We have probably said this before, but what’s going on with all the SUVs?
Not so long ago, environmentalists decreed them evil and their numbers looked set to dwindle. But then they fought back and they fought back hard. Now everyone has an SUV — even Lamborghini.
SUV sales are on the rise everywhere, even in European cities with narrow cobbled streets where you’d think everyone should be driving a Smart. But no, they are in SUVs with five kids, a dog and a rear seat entertainment system.
There are grey areas to the rise of the SUV — when is a small SUV actually a crossover and all that — but generally it has become one of the most competitive spaces in the market.
Which is why Alfa Romeo wants in. Like the SUV, the Italian marque is making a comeback. Its Giulia sedan has been widely acclaimed around the world in spite of some typical Alfa issues. And from the Giulia comes the Stelvio SUV, which sits on the same Giorgio platform that will spawn yet more Alfas and probably a couple of Maseratis too.
It’s not easy to take traditional brand looks and translate them into a new genre, but Alfa’s design team have done a good job with the Stelvio. The styling is simple and uncluttered, in typical Alfa style. Everything is dominated by the hallmark Alfa grille which is the main giveaway, because to non-Alfa people, the Stelvio might not stand out.
Things get more involved at the rear though, a place where Alfas have typically been clean and unfussy. It’s different but we think it works well.
No surprises that the interior is basically all Giulia with the addition of a hill descent control button on the multifunction steering wheel. There are a couple of trim differences too and the boot also shows how much attention was paid to the back of the car. Inspection of the rather posh, embroidered strap to lift the cover over the spare wheel revealed the cover itself is dual purpose. It’s carpeted on one side to give the plush look, but turn it over and there is a grippy, nonslip surface to prevent your shopping moving around or the dog sliding into the rear window and mimicking a Garfield in a Citi Golf ad. There’s some attention to detail going on here.
That detail continues in the way everything feels. The gearshift paddles are not some naff plastic, they are real metal. There is no clutter on the centre console, only a minimalist look with three main dials that feel solid, useable even.

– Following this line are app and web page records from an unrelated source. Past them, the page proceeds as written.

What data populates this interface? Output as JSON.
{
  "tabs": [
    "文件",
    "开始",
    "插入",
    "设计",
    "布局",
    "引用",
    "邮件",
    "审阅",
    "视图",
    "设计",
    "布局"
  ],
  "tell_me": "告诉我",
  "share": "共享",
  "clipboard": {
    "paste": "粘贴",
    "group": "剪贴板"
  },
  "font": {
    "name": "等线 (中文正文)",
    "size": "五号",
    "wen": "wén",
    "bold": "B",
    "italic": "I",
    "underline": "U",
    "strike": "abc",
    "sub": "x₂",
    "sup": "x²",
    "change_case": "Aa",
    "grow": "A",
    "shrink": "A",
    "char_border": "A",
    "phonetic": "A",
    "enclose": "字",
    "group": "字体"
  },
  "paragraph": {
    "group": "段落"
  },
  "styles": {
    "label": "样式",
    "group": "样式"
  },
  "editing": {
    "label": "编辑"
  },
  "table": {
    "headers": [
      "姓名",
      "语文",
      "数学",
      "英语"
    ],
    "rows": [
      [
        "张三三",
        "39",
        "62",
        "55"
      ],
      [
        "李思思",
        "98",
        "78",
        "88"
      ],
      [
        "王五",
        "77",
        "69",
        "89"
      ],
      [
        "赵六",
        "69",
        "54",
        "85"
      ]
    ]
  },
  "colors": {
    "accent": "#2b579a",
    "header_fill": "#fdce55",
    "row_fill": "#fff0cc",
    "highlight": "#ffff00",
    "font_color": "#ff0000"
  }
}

So the Stelvio scores well on the design front, but it’s an Alfa so it’s all about the drive.
Stelvio is the name of a famous mountain pass in the Alps, so naturally one would expect this SUV to be at home on coiling tarmac being hustled along by an enthusiastic driver with everything set to dynamic mode.
Yes and no. The Stelvio is superb on the twisty stuff and comfortable on the urban commute. The driving position is excellent and apart from a bit of delay on the throttle, it generally responds with the right dose of enthusiasm depending on what mood you are in.
Strangely, it is not the urban commute or even the twisties where the Stelvio not only exceeds expectations but totally relegates almost every other SUV to parking in a field. Gravel roads. Yes, seriously, gravel roads. The Stelvio is probably the best SUV we have driven on a gravel road. Take note if you live in the mountains of the Western Cape or other areas where the commute is on gravel.
Because the suspension on the Stelvio soaks everything up better than a Land Rover and it handles on the loose surface better than a BMW X3 or a Porsche Macan. It’s almost as though this was the first priority in the engineering brief. Its Q4 all-wheel drive system even handles a bit of mild rocky stuff, but any serious off-road SUV is going to kick it into touch here.
The Stelvio is rather good. It excels in areas we did not expect and has loads of typical character about it. At R946 000 for the limited First Edition we had on test, it’s not cheap, in fact, it’s more expensive than most of its rivals, but for those seeking something different the Stelvio is surprisingly impressive. – Mark Smyth (Pics: Mark Smyth)